The remedy under Article 226 is extraordinary and is of Anglo-Saxon vintage but it is not a carbon copy of English processes.

To appreciate the legal position we only wish to refer to two of the decisions of this Court reported in Dwarakanath v. Income Tax Officer 1965 (2) SCJ 296 and Gujarat Steel Tubes Ltd. and Others Vs. Gujarat Steel Tubes Mazdoor Sabha and Others, In Dwarakanath case the Supreme Court stated as under:

This article is couched incomprehensive phraseology and it ex facie confers a wide power on the High Courts to reach injustice wherever it is found. The Constitution designedly used a wide language in describing the nature of the power, the purpose for which and the person or authority against whom it can be exercised. It can issue writs in the nature of prerogative writs as understood in England; but the scope of those writs also is widened by the use of the expression ‘nature’, for the said expression does not equate the writs that can be issued in India with those in England, but only draws an analogy from them. That apart, High Courts can also issue directions, orders or writs other than the prerogative writs. It enables the High Courts to mould the reliefs to meet the peculiar and complicated requirements of this country. Any attempt to equate the scope of the power of the High Court under Article 226 of Constitution with that of the English Courts to issue prerogative writs is to introduce the unnecessary procedural restrictions grown over the years in a comparatively small country like England with a unitary form of Government to a vast country like India functioning under a federal structure. Such a construction defeats the purpose of the Article itself.

(Emphasis added)

 Similarly in Gujarat Steel Tubes Case (supra), the relevant principles can be culled out from paragraphs 73 and 81.

While the remedy under Article 226 is extraordinary and is of Anglo-Saxon vintage, it is not a carbon copy of English processes. Article 226 is a sparing surgery but the lancet operates where injustice suppurates. While traditional restraints like availability of alternative remedy hold back the court, and judicial power should not ordinarily rush in where the other two branches fear to tread, judicial daring is not daunted where glaring injustice demands even affirmative action. The wide words of Article 226 are designed for service of the lowly numbers in their grievances if the subject belongs to the court’s province and the remedy is appropriate to the judicial process. There is a native hue about Article 226, without being anglophilic or anglophobic in attitude. Viewed from this jurisprudential perspective, we have to be cautious both in not overstepping as if Article 226 were as large as an appeal and not failing to intervene where a grave error has crept in. Moreover, we sit here in appeal over the High Court’s judgment. And an appellate power interferes not when the order appealed is not right but only when it is clearly wrong. The difference is real, though fine.
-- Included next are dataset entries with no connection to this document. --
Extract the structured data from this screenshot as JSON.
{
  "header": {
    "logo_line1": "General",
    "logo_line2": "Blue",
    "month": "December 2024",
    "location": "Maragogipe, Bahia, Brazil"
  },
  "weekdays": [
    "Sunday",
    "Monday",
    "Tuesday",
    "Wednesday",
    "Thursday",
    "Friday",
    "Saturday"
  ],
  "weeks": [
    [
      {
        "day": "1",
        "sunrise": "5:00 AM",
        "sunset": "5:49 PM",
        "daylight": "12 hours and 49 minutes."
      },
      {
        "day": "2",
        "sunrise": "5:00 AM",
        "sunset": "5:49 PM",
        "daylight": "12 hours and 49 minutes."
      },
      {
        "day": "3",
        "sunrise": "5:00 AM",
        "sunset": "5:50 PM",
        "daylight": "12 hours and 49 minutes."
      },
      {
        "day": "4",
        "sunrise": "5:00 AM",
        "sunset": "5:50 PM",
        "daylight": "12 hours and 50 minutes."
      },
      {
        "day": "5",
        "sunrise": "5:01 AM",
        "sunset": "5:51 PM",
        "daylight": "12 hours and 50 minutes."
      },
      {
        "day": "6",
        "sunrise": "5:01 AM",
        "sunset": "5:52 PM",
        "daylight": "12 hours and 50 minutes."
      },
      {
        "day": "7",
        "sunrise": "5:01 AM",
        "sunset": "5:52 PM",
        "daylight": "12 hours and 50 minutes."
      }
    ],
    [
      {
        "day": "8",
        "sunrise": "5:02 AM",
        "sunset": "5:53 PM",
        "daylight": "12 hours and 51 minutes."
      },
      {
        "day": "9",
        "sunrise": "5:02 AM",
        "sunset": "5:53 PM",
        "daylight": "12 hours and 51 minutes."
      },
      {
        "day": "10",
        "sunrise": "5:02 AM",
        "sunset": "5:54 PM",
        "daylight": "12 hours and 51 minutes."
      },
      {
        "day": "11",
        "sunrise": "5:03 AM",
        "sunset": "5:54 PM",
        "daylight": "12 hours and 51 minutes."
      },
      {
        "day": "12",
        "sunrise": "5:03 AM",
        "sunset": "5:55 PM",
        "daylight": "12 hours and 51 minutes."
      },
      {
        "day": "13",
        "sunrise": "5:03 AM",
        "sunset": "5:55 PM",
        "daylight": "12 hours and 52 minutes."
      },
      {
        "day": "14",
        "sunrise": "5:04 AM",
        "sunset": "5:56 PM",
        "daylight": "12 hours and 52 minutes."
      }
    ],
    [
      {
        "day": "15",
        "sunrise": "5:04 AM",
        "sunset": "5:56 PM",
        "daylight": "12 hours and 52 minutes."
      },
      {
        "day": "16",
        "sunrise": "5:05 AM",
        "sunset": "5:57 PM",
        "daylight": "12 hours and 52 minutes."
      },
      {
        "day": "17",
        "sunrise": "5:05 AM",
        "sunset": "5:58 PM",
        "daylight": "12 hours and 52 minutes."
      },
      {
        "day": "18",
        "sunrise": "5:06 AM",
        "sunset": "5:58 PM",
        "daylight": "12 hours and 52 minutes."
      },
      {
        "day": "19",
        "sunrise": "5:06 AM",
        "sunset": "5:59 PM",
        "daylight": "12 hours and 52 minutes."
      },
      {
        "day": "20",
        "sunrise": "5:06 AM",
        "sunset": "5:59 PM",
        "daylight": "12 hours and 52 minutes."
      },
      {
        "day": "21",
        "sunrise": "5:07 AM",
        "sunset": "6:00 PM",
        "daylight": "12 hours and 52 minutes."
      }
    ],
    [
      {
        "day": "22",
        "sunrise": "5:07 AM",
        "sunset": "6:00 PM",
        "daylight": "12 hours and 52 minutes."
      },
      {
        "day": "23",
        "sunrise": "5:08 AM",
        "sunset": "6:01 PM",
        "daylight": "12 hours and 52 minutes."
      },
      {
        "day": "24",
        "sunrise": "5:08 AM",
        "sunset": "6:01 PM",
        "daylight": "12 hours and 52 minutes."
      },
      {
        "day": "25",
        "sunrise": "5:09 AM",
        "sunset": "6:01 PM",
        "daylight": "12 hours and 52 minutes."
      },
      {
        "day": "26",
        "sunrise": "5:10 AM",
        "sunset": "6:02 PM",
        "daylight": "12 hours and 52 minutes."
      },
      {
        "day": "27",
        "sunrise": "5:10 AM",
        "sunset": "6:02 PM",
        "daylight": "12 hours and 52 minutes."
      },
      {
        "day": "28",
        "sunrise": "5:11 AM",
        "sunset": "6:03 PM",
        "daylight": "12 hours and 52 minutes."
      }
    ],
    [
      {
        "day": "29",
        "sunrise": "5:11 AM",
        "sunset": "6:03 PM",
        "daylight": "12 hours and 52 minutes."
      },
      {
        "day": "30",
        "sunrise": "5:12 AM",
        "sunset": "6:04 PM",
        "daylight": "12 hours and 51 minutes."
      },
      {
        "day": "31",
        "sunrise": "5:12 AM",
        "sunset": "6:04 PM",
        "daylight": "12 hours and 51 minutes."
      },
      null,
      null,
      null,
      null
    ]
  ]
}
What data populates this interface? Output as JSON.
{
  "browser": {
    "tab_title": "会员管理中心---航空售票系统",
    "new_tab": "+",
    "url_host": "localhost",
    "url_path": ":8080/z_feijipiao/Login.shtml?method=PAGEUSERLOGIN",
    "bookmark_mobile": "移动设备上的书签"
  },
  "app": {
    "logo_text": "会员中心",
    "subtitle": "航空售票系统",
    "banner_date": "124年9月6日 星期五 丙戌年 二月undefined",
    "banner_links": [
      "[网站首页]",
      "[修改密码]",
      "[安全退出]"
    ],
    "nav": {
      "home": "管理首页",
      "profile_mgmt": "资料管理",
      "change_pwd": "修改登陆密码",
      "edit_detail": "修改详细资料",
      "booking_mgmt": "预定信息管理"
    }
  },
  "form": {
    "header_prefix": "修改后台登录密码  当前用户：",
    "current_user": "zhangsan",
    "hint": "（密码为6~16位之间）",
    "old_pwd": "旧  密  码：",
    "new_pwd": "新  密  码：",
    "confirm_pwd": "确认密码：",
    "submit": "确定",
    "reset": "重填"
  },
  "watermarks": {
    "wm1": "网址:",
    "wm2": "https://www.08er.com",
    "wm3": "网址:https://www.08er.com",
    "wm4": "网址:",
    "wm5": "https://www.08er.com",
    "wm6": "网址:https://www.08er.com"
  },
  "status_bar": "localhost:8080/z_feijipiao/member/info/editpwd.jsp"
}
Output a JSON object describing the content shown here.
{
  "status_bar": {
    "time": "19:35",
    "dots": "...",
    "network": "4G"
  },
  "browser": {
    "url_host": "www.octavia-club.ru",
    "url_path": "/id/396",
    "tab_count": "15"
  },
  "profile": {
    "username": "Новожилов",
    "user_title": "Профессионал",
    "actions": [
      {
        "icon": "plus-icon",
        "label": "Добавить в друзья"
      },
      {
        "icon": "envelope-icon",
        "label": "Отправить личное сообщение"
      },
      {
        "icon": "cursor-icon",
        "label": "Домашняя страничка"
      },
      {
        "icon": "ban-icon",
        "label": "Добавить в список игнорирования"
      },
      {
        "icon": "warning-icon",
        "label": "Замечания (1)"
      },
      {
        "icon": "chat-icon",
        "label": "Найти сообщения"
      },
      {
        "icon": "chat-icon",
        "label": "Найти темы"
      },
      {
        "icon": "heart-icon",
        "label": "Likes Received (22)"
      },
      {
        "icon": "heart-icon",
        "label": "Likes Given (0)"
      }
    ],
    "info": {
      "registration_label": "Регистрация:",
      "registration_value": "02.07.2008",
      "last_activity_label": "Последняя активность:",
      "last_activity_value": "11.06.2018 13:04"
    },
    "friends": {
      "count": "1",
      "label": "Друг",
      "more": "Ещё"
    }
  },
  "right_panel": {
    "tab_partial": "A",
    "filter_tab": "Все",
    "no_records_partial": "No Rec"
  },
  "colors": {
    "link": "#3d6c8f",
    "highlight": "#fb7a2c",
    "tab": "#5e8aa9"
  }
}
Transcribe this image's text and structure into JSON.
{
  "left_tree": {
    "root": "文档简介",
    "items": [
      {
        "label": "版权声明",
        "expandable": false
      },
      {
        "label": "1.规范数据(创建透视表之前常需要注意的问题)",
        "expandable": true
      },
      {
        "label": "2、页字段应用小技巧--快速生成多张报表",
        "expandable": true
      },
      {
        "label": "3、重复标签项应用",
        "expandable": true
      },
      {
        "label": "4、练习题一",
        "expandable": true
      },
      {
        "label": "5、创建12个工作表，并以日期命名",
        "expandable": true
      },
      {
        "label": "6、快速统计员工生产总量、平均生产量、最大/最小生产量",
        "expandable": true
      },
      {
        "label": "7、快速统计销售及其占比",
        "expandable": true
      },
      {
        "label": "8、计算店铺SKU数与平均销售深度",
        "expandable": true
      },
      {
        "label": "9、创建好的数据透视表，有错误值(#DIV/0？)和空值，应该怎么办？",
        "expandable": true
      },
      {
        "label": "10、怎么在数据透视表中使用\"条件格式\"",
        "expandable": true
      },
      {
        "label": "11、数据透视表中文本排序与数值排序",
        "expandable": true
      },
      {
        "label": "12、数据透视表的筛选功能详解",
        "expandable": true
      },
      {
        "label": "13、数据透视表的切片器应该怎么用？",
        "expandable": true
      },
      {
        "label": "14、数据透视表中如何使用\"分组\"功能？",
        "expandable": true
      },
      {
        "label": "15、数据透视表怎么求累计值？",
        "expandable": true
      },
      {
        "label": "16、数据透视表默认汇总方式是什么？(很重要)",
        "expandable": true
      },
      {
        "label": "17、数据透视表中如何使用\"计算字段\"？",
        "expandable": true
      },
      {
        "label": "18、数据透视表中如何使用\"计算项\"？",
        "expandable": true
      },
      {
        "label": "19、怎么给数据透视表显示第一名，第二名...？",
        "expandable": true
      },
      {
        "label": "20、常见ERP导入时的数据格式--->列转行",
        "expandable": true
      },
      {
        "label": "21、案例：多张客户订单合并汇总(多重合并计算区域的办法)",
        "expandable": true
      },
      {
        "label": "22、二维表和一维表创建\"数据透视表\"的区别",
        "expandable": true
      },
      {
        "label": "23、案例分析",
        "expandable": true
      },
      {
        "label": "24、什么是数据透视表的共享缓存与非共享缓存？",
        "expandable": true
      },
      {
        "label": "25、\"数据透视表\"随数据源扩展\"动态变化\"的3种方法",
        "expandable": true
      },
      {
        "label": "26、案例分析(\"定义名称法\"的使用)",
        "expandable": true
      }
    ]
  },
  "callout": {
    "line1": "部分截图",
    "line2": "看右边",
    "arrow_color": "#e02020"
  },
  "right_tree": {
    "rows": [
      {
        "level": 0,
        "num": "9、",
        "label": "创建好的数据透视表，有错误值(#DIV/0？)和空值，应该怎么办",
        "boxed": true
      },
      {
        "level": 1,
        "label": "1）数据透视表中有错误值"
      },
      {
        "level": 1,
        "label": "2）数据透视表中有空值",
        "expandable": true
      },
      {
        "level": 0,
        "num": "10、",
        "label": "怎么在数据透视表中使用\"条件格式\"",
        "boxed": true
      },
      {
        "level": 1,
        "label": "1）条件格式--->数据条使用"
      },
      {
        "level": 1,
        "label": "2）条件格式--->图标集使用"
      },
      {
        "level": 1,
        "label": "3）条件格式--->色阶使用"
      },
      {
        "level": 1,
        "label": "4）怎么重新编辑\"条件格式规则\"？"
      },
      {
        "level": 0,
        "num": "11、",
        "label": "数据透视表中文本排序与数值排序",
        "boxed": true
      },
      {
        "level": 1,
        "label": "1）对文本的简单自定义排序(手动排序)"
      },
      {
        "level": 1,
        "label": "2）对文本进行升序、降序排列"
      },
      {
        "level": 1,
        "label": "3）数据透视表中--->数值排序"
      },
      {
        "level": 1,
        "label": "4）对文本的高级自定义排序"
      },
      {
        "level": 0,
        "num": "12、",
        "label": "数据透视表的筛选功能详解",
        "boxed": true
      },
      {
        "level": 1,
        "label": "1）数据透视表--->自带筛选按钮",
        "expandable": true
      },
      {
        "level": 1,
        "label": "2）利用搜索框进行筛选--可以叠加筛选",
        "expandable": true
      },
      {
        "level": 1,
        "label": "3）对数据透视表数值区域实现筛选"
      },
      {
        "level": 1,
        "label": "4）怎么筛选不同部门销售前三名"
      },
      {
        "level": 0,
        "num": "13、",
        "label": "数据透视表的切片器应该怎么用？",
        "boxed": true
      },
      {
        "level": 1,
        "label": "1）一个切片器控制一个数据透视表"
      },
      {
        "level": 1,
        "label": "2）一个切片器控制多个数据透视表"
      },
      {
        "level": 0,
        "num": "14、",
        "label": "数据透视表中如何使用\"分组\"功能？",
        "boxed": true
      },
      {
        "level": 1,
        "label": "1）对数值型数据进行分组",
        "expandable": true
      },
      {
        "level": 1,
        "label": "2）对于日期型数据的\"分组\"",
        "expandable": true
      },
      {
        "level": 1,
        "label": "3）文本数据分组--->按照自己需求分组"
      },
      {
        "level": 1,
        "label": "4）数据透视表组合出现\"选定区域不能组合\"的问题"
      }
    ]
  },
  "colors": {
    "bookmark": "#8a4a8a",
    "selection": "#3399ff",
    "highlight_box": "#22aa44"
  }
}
81. …Broadly stated, the principle of law is that the jurisdiction of the High Court under Article 226 of the Constitution is limited to holding the judicial or quasi-judicial tribunals or administrative bodies exercising the quasi-judicial powers within the leading strings of legality and to see that they do not exceed their statutory jurisdiction and correctly administer the law laid down by the statute under which they act. So long as the hierarchy of officers and appellate authorities created by the statute function within their ambit the manner in which they do so can be no ground for interference….